New Orleans, La., — a feast for your eyes and your stomach.
Start in the French Quarter for great food and fascinating history.
What: New Orleans, La. Great culture, a 24-hour party and awesome food!
How to Get There: From the east or the west, I-10 is your ticket in. From the north, either I-55 or I-59 will run you into the city. From the south, paddle north and listen for the music!
Best Kept Secrets: The Insectarium (trust me on this one, you won’t regret it); Emeril’s sweet barbecue glazed salmon.
Avoid: Mardi Gras (there are too many crazies and the hotel rates go up sharply), and getting out of the boat on the swamp tour (better to be a timid tourist than bait).

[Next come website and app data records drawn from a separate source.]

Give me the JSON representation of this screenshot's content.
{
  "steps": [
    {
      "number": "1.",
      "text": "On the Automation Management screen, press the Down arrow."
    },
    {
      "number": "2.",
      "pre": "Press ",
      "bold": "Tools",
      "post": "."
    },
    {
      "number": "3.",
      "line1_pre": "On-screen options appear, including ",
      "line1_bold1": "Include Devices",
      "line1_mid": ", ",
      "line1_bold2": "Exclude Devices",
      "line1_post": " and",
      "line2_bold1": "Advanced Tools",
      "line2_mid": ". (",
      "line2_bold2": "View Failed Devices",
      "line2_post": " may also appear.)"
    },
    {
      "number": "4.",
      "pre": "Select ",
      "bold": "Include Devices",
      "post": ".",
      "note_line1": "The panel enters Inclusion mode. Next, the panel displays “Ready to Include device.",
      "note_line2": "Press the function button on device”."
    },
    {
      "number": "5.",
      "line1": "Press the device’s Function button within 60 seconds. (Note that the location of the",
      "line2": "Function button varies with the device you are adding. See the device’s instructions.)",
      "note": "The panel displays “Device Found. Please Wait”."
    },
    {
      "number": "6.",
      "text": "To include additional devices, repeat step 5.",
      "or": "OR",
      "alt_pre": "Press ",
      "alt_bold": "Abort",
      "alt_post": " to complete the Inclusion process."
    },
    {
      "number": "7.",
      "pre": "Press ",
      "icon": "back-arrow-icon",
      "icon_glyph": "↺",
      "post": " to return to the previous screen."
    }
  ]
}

More Info: New Orleans Tourism Board
More Photos: MotoFoto.cc
NOLA. The Big Easy. Crescent City. Whatever you call it, New Orleans is a national treasure. I’ve been to a lot of places, and New Orleans remains my favorite city.
The French Quarter should be your hub, with your explorations as spokes radiating from this vibrant core. There’s a lot to experience in the French Quarter, with great food at the top of the list.
You can easily spend a full day in Jackson Square, starting with coffee and beignets for breakfast (Café Du Monde is just across the street). Then take a walk over to the Cabildo, a museum dedicated to the Louisiana Purchase and regional history. Thomas Jefferson was prepared to offer up to $10 million for New Orleans; Napolean countered with $15 million for the city and the entire Louisiana Territory. Jefferson borrowed the money from Great Britain and then hired two guys named Lewis and Clark to find out what, exactly, was the Louisiana Territory. It all started right here, and the Cabildo tells the entire story. Have a po’boy for lunch at any of the restaurants lining Jackson Square, then spend the afternoon in the Presbytere museum learning about Mardi Gras history. Try Emeril’s NOLA for dinner, and then finish your evening with a free concert in Jackson Square’s St. Louis Cathedral.
And while the French Quarter is New Orleans’ most famous neighborhood, there’s much more to see. The Garden District includes impressive southern mansions, and, as much of New Orleans lies below sea level, the city’s practice of burying its dead in elaborate above-ground crypts makes for fascinating photography. Stroll through the Lower Ninth Ward, an area devastated by Katrina, and you’ll see where the levies failed, the high-water marks documenting Katrina’s rage. The National World War II museum (within walking distance of the French Quarter) is impressive. And then there’s the Audubon Museum’s Insectarium. It’s hard to imagine that a museum dedicated to insects could be so magnificent, but it’s a New Orleans gem you have to experience.
If you want to get your knees in the breeze, go for a plantation or swamp tour. Sugar was the historic cash crop, and the restored plantations along the Mississippi are well worth a visit. The swamp tours (think gators and wild boars) are cool, too. Our advice is to go for a regular boat: The airboats look fun, but they’re so noisy you can’t hear your guide.
Surprisingly, New Orleans does not feel at all touristy. I had an overwhelming sense of a déjà vu on my last visit — and then I realized why. I’ve seen Easy Rider many times, and some of its most memorable scenes were shot right here in the Big Easy. MC